§ **EXERCISE**:
Below are the records. State how many of their lines hold the word "more", and add nothing else.

SOURCE INFORMATION START

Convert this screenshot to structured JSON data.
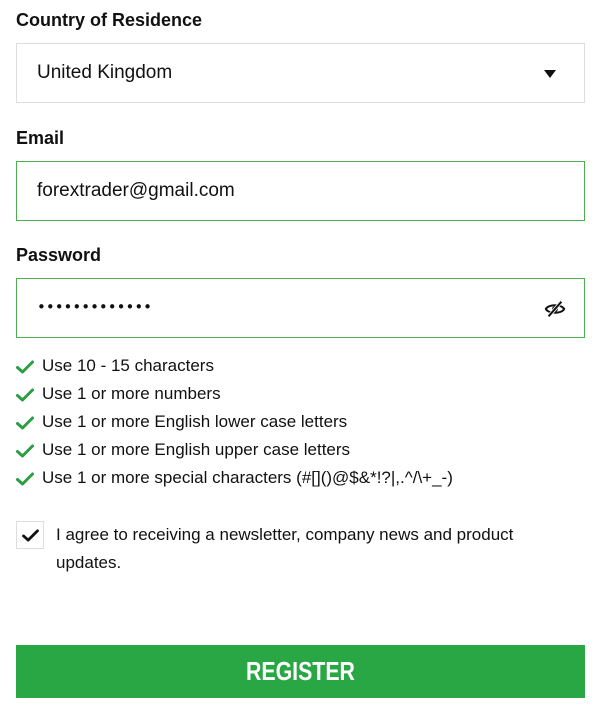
{
  "form": {
    "country": {
      "label": "Country of Residence",
      "value": "United Kingdom"
    },
    "email": {
      "label": "Email",
      "value": "forextrader@gmail.com"
    },
    "password": {
      "label": "Password",
      "masked_value": "•••••••••••••",
      "toggle_icon": "eye-slash-icon"
    },
    "password_rules": [
      "Use 10 - 15 characters",
      "Use 1 or more numbers",
      "Use 1 or more English lower case letters",
      "Use 1 or more English upper case letters",
      "Use 1 or more special characters (#[]()@$&*!?|,.^/\\+_-)"
    ],
    "newsletter": {
      "checked": true,
      "label": "I agree to receiving a newsletter, company news and product updates."
    },
    "submit_label": "REGISTER"
  },
  "colors": {
    "accent_green": "#29a745",
    "valid_border": "#4caf50",
    "check_green": "#2e9d44",
    "field_border": "#dddddd"
  }
}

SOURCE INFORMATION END

§ **SOLUTION TO THIS EXERCISE**:
4